Items listed in a dataset

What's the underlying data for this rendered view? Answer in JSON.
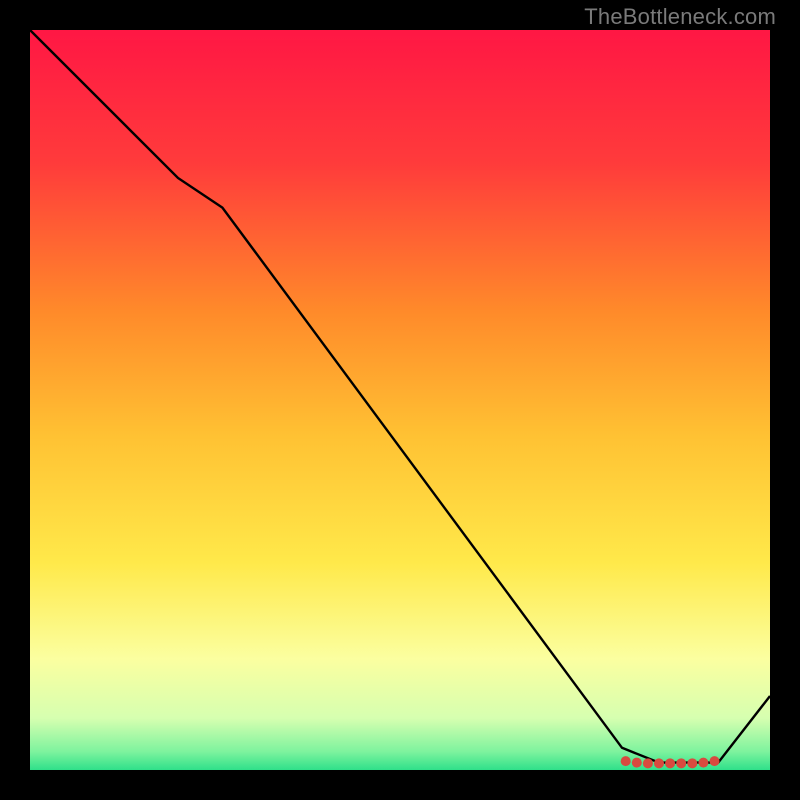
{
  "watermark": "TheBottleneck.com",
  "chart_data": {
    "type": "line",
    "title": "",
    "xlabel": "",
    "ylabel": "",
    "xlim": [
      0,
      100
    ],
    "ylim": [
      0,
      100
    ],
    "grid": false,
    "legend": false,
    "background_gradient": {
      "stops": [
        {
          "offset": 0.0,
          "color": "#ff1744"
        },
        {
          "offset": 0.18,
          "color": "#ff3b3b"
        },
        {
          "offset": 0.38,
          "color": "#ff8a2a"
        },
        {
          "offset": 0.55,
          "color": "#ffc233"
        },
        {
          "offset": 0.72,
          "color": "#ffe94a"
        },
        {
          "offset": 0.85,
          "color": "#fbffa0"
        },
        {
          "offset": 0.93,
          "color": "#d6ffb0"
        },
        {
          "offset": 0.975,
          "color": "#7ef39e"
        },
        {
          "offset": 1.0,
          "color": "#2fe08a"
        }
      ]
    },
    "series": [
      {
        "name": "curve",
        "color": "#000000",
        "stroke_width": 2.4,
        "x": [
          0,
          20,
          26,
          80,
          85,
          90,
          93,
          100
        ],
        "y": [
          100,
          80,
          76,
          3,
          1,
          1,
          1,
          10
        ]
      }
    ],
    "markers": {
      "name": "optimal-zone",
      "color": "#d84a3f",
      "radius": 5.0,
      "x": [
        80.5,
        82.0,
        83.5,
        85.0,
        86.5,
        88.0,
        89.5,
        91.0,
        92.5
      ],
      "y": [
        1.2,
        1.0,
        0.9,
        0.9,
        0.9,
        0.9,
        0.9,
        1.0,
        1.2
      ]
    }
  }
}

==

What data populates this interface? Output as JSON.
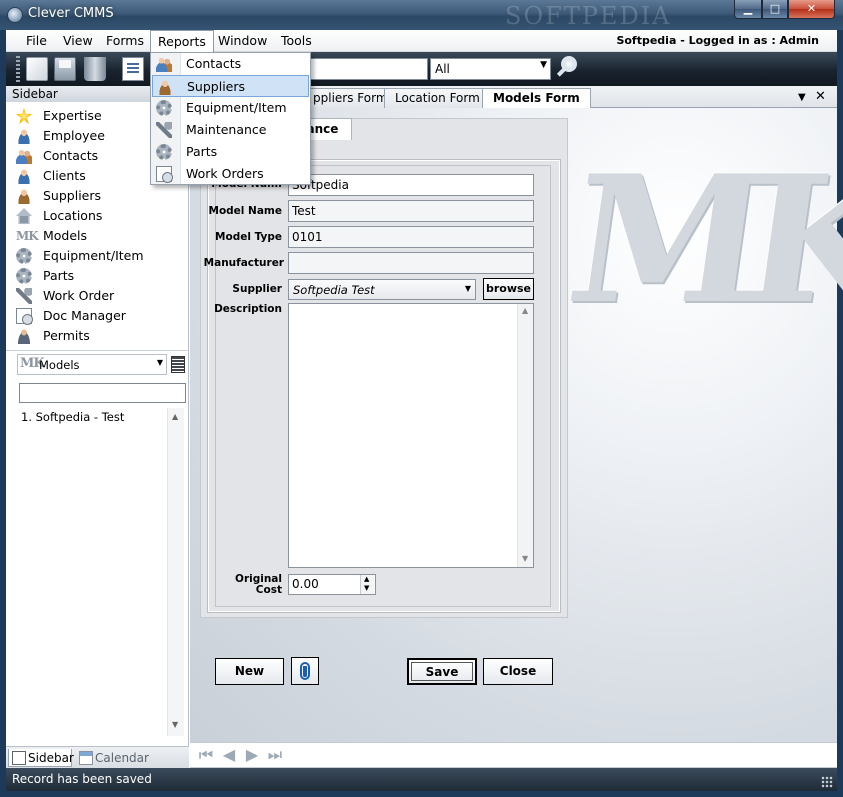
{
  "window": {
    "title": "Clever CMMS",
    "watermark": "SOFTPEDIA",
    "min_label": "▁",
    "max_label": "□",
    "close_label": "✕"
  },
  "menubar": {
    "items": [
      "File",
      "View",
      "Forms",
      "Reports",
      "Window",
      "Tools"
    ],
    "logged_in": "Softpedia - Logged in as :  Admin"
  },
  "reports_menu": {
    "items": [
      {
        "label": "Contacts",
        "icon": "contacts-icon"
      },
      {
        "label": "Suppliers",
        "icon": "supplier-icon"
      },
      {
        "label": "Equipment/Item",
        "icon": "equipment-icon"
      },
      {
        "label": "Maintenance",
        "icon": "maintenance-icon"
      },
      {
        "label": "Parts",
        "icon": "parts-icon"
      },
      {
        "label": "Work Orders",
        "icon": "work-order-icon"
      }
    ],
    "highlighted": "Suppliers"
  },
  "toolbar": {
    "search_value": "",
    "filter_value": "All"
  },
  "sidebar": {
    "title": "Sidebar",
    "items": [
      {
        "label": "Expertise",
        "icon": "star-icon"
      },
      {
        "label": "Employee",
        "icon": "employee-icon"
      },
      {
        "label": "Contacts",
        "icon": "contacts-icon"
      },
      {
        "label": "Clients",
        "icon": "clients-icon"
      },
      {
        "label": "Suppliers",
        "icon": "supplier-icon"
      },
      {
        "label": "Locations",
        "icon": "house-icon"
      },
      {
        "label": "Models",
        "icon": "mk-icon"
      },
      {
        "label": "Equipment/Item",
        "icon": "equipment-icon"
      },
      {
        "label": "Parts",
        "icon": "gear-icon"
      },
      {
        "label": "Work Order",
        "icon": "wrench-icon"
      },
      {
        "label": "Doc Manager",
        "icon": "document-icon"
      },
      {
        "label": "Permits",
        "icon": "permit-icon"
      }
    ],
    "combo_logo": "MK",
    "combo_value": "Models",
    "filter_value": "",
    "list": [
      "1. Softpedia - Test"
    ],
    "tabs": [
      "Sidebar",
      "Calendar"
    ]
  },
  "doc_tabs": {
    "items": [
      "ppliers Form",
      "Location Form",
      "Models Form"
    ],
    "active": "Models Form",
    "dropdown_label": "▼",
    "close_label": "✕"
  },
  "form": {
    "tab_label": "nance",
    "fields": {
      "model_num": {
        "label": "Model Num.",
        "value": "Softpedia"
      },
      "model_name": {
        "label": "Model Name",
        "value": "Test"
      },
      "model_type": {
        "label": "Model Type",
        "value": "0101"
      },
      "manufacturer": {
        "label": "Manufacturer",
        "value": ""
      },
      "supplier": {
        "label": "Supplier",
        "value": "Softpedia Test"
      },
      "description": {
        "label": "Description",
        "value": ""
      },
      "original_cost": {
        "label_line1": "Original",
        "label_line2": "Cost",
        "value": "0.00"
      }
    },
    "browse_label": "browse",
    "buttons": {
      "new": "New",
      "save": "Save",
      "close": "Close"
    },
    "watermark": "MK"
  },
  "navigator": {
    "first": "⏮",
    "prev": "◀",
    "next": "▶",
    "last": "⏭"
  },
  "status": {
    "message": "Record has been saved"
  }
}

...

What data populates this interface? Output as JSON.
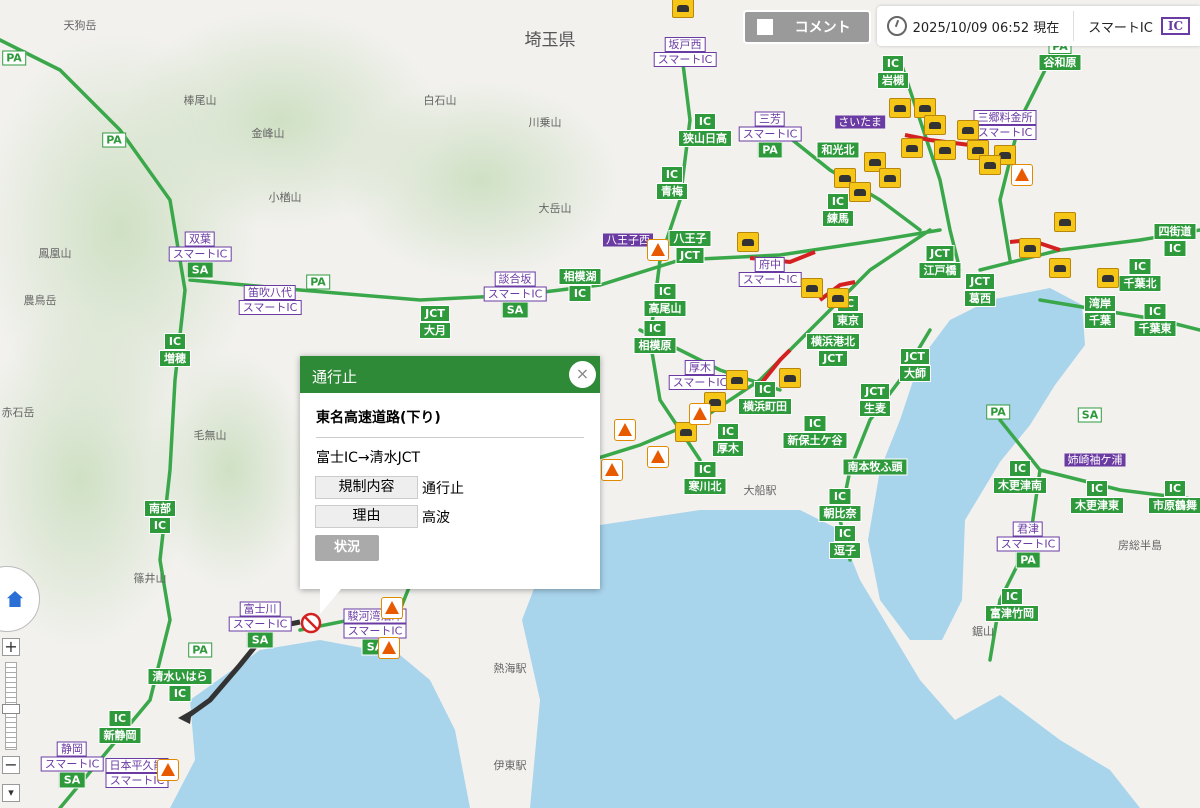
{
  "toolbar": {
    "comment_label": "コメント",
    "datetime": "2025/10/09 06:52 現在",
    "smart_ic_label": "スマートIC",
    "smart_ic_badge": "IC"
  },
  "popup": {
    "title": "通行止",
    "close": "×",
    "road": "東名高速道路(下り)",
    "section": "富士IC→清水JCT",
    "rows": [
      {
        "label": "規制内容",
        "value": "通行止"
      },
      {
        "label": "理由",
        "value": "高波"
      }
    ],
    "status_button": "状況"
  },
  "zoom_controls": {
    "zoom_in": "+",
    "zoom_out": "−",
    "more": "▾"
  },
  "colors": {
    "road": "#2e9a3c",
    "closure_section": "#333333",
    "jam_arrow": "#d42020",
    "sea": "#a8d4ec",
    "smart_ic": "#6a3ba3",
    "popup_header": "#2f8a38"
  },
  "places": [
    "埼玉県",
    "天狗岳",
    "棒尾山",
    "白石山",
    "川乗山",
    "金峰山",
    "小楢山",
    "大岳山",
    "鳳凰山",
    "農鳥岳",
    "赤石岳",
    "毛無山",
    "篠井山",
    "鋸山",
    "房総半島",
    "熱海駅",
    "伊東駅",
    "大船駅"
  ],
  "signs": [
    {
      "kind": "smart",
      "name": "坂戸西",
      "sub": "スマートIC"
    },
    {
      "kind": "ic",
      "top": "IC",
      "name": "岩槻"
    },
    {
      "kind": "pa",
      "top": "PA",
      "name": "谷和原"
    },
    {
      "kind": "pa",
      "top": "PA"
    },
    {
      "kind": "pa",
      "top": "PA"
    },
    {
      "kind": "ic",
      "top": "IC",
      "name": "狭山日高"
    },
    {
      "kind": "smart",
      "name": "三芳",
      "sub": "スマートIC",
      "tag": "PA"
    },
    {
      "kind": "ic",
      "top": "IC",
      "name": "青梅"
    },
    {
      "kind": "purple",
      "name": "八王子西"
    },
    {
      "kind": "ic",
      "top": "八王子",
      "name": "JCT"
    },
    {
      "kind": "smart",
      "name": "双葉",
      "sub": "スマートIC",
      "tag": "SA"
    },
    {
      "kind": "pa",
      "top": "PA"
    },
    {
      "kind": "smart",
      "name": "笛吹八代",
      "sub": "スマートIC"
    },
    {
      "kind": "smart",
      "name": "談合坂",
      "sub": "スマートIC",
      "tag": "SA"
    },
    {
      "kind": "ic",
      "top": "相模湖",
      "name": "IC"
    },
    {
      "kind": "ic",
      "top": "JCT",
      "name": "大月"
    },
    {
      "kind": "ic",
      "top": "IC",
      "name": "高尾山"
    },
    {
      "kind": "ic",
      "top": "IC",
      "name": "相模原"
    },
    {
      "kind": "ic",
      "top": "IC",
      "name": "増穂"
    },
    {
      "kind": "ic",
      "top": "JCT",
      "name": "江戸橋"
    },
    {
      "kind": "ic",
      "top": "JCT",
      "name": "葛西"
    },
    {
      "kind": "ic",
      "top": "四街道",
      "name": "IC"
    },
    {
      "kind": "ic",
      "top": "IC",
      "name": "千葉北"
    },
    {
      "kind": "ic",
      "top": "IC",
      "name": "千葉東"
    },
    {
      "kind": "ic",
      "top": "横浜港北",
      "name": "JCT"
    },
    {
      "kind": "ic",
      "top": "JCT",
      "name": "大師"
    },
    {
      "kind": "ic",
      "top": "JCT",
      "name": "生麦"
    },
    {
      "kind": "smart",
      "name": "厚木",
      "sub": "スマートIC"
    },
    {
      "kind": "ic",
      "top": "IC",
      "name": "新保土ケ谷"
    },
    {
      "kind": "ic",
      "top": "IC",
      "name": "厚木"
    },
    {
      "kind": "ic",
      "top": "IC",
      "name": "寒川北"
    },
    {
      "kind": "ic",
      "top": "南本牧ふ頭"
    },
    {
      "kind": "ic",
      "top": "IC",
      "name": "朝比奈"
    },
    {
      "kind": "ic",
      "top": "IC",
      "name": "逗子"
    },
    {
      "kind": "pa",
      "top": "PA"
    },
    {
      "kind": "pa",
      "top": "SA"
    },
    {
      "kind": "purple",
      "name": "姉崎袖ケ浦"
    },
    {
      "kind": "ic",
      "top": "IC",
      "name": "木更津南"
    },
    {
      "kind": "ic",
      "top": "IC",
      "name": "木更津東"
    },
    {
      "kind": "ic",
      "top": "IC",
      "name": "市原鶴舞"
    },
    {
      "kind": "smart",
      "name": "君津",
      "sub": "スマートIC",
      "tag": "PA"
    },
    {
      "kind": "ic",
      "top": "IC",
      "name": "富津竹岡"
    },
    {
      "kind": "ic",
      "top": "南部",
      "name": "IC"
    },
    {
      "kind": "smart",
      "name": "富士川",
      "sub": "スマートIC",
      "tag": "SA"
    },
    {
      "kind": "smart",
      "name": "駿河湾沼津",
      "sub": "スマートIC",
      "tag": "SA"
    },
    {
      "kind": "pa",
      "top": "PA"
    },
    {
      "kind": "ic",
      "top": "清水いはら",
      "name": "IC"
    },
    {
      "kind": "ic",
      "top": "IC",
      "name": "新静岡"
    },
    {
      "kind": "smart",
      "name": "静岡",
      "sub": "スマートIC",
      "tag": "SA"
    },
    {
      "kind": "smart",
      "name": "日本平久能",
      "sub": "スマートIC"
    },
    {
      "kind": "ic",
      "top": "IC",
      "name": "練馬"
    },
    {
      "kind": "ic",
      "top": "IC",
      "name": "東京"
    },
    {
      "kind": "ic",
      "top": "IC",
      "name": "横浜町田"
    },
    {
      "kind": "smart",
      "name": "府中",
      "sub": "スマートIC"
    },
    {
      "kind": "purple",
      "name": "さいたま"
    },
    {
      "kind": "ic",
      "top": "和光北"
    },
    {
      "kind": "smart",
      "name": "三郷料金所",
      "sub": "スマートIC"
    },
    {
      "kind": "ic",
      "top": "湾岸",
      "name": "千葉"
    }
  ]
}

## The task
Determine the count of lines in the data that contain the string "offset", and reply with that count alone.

## Reply to the task
9